*** Block opens ***

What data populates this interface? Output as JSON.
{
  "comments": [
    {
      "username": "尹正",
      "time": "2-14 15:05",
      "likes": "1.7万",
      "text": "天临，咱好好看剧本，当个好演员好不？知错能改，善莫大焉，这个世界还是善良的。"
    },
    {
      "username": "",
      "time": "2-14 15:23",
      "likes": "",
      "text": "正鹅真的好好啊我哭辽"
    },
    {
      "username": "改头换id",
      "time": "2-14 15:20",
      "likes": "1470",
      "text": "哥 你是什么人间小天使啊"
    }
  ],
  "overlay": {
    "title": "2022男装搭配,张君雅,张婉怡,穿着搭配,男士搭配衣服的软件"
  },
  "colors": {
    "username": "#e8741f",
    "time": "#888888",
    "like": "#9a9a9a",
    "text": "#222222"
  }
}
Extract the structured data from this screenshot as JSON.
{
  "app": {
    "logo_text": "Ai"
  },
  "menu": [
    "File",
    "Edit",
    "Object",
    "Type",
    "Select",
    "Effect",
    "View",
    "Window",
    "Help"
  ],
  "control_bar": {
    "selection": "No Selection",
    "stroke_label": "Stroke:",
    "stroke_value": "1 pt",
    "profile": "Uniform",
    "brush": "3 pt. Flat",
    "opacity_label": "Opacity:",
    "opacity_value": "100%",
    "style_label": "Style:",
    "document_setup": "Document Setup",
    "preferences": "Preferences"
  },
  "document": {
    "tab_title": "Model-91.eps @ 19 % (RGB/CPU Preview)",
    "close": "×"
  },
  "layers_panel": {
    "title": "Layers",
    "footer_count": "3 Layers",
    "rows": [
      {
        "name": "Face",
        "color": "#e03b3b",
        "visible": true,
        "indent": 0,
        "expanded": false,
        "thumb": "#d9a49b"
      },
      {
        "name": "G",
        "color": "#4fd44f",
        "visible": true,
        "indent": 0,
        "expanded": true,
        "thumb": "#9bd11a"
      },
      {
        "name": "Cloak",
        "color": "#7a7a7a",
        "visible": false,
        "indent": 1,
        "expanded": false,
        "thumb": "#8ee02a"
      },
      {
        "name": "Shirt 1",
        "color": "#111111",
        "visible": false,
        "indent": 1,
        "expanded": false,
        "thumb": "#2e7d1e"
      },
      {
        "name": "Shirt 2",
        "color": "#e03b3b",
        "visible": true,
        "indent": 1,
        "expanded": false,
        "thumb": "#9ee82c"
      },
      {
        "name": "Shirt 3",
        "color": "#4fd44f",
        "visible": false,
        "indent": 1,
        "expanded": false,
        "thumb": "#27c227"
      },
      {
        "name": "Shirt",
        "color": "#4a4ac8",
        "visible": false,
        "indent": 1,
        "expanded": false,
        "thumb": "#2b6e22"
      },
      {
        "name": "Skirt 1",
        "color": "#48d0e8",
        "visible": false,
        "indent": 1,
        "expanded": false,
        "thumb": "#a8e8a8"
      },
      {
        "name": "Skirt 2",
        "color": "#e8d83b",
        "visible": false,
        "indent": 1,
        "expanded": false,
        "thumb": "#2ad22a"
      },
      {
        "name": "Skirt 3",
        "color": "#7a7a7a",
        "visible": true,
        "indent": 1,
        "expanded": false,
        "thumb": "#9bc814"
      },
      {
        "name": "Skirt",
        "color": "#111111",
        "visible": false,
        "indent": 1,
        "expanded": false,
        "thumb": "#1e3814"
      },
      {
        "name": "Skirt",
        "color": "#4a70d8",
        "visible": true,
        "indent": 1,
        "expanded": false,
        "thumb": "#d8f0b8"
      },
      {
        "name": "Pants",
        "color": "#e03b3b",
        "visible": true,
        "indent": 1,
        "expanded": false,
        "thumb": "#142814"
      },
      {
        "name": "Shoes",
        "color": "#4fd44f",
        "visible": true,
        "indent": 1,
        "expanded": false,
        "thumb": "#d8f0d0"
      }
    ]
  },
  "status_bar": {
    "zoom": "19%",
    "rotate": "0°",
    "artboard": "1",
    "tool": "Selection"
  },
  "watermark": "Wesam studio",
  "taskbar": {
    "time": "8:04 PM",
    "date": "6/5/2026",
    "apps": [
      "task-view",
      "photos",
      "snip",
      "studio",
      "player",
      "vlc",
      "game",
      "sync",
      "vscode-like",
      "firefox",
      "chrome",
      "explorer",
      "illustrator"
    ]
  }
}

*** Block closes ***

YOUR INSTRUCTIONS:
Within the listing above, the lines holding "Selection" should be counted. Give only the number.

ANSWER FOR THE TASK:
2